My work is informed by the distant memory. Having been raised in a religion-centric, conservative household, I find myself straying away from the idea of art as traditional, Romanesque figure painting, and moving towards abstract, contemporary methods. Using common items found around domestic settings, the work deconstructs the difficult process of recalling moments from childhood and the ephemeral sentimentality that proceeds. This deprivation results in the attempt to grasp onto fragments of recollections and remember more in the process. Through the use of VHS tapes as source material, I uncover new moments of prior happenings.

I explore the impressionistic mark-making, responding directly to my printmaking background, in order to reveal a monoprint of a transitory entity. Beginning with dish soap as a nostalgic scent, along with water and air in conjunction with acrylic paint, the result is a print that embodies a painting, leaving behind an organic, microscopic residue. This experiential and experimental, action-oriented process creates a direct relationship between my state of being and what I am physically doing, forcing myself to reminisce about specific features from particular moments. The marks formed from this arena produce abstract, semi-amorphous figures that allow me to assign memories to my actions of compulsory movement and meditation.

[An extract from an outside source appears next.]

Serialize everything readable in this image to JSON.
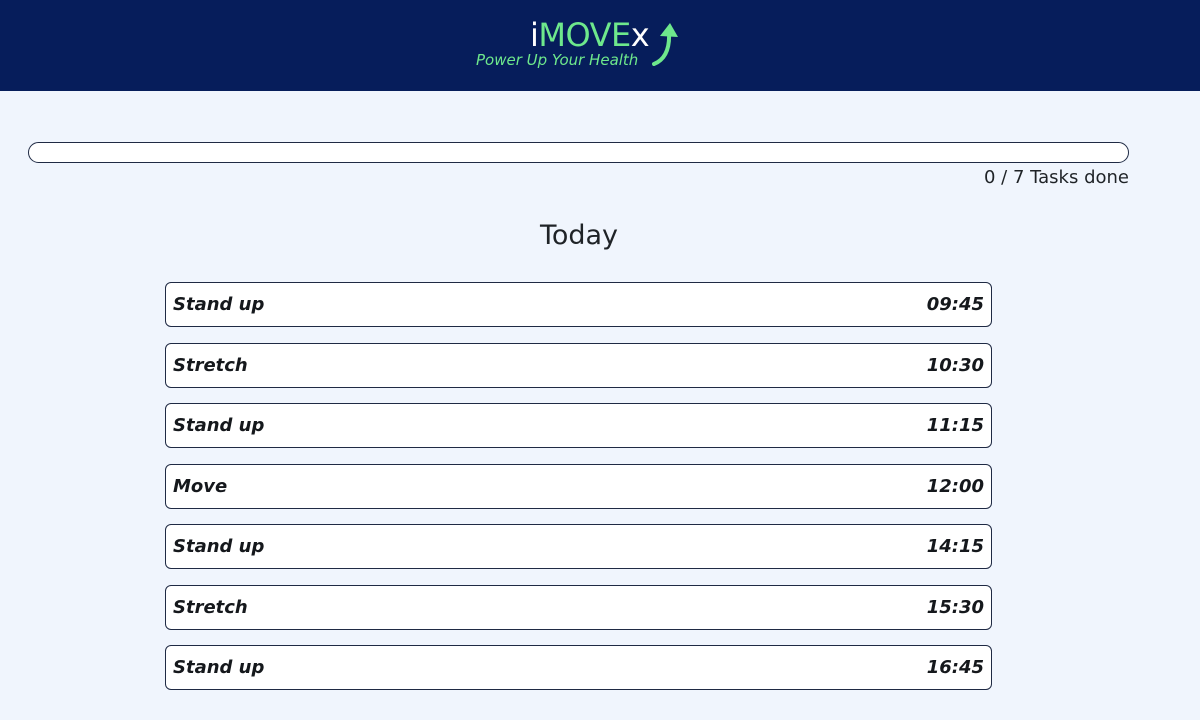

In relinquishing control, I have no jurisdiction between the permanent and impermanent qualities of the media. Through the utilization of domestic items as sentimental objects, process becomes crucial in seeking out what has been forgotten.